As I've progressed and developed my own game, I've learned to use what works for me and drop what doesn't (simple enough).
Now, let's fast forward to about three weeks ago. My instructor was teaching a spider guard sweep and he showed me a small detail that changed everything. Now, I'm not saying that I was immediately able to start sweeping people, but something just seemed to "click". A light went off inside my head: a big light. And, it's totally changed the way that I've been playing open guard the past few weeks!
I've only had this happen with one other technique over the years, the guillotine choke. I remember hating guillotines, because I could never do them correctly. I had pretty much given up on them, and then my instructor showed a small detail, and I started hitting them fairly often.

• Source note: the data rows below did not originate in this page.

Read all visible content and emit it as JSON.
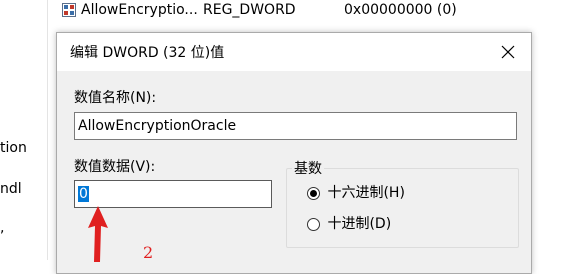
{
  "left_pane": {
    "items": [
      {
        "text": "tion"
      },
      {
        "text": "ndl"
      },
      {
        "text": ","
      }
    ]
  },
  "list_row": {
    "name": "AllowEncryptio...",
    "type": "REG_DWORD",
    "data": "0x00000000 (0)"
  },
  "dialog": {
    "title": "编辑 DWORD (32 位)值",
    "close_icon": "close-icon",
    "value_name_label": "数值名称(N):",
    "value_name": "AllowEncryptionOracle",
    "value_data_label": "数值数据(V):",
    "value_data": "0",
    "base_label": "基数",
    "base_options": [
      {
        "label": "十六进制(H)",
        "checked": true
      },
      {
        "label": "十进制(D)",
        "checked": false
      }
    ]
  },
  "annotation": {
    "number": "2",
    "color": "#e02020"
  },
  "colors": {
    "selection": "#0078d7",
    "dialog_bg": "#f0f0f0"
  }
}
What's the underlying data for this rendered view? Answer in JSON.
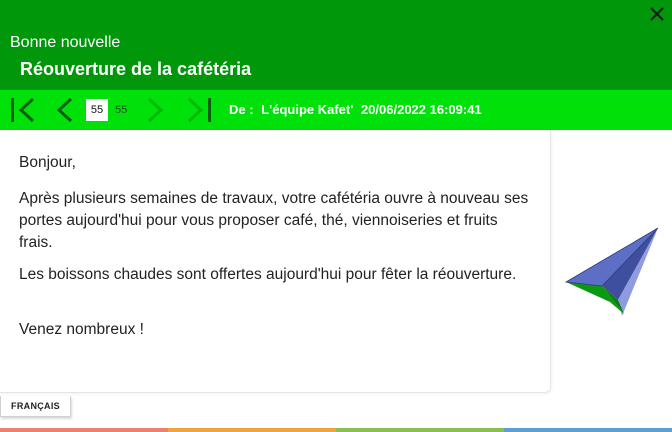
{
  "header": {
    "subtitle": "Bonne nouvelle",
    "title": "Réouverture de la cafétéria",
    "close_icon": "close-icon"
  },
  "toolbar": {
    "icons": [
      "first-page-icon",
      "prev-page-icon",
      "next-page-icon",
      "last-page-icon"
    ],
    "current_page": "55",
    "total_pages": "55",
    "from_label": "De :",
    "sender": "L'équipe Kafet'",
    "datetime": "20/06/2022 16:09:41"
  },
  "message": {
    "greeting": "Bonjour,",
    "paragraph1": "Après plusieurs semaines de travaux, votre cafétéria ouvre à nouveau ses portes aujourd'hui pour vous proposer café, thé, viennoiseries et fruits frais.",
    "paragraph2": "Les boissons chaudes sont offertes aujourd'hui pour fêter la réouverture.",
    "closing": "Venez nombreux !"
  },
  "language_tab": "FRANÇAIS",
  "colors": {
    "header_green": "#00970a",
    "toolbar_green": "#00e009",
    "strip": [
      "#e8836f",
      "#f0a33c",
      "#8cbf50",
      "#5a9fd4"
    ]
  }
}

The thing I'm happy about is that I didn't try to force myself to learn a new technique. I made a major breakthrough very naturally with just a little help and guidance from my teacher. At this stage in my development something like this doesn't happen very often (for me anyway).
Learning a new technique comes at a strange time for me, since my focus lately has been refining my BJJ, not to adding to it. That means taking the things I'm already good at and making them better, better, and much better.
I'm not spectacular at spider guard yet, but I've had some success with it, and I've been making myself play it. Notice I said I make myself play spider guard. I never force it. I think an important thing for me over the last few weeks is not trying to force the technique on anyone. If the position is there, great. If not, I need to move on to something else. Besides skill level, I believe knowing when and when not to do something is what sets higher level guys apart from lower level players.
I guess the analogy here would be that grapplers are like wine. The more time we spend on the mat, the more refined our games become (mentally and physically).
My instructor told me something very interesting Saturday, and I've been thinking about it a lot this week. He said when he tries to gauge what level someone is, he generally looks at two things: First, he says he looks at how good a person's ball is. Second, he looks at their pressure.
So, to refine my game the following things I will be working on everyday are:
1. Keeping my body in a ball
2. Keeping lot of pressure when I am on top (this means using my head like a third arm)
3. Changing direction
4. Keeping my body loose and not tense (but using strength)
I've actually been working on these things for awhile now, but now I'm even more determined that these are the things I need to focus on to refine my BJJ and make it better.